◆ Task goal
Pull every line containing the word "Прилет" from the records.

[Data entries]
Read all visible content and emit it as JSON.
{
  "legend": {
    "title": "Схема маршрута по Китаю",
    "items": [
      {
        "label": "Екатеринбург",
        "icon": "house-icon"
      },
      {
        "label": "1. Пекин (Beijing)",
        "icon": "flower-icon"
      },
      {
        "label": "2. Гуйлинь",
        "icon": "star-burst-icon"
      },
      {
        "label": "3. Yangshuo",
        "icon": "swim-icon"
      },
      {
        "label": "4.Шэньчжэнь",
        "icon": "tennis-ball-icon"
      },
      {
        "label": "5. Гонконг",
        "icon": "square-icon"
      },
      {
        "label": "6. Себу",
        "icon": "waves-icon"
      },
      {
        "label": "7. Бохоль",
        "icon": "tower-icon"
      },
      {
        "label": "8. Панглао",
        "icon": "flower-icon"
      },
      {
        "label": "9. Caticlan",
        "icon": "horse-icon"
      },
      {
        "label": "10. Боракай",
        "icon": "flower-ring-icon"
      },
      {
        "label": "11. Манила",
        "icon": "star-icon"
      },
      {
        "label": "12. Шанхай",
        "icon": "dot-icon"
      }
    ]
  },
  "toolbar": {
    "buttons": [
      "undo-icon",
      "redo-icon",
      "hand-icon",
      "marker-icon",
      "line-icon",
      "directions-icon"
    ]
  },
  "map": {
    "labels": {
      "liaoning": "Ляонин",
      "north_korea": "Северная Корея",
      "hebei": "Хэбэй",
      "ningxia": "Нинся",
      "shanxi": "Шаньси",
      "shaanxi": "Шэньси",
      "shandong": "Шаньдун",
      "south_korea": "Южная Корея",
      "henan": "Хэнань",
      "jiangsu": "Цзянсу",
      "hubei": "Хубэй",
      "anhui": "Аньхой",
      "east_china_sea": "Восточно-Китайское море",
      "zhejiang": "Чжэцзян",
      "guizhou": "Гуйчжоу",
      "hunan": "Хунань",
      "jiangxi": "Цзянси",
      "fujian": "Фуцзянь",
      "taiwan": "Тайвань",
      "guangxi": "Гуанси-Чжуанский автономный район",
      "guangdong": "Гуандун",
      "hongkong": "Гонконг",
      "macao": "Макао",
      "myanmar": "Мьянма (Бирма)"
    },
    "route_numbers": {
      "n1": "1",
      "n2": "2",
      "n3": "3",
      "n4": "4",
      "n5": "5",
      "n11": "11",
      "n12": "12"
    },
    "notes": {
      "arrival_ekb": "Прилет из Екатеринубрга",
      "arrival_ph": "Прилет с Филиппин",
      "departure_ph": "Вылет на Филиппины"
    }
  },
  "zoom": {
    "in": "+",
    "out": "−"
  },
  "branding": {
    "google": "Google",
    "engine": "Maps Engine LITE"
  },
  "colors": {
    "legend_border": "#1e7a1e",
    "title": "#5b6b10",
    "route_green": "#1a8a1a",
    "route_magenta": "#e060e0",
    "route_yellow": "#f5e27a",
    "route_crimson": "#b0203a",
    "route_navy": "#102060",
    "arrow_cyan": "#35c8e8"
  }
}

◆ Answer
      "arrival_ekb": "Прилет из Екатеринубрга",
      "arrival_ph": "Прилет с Филиппин",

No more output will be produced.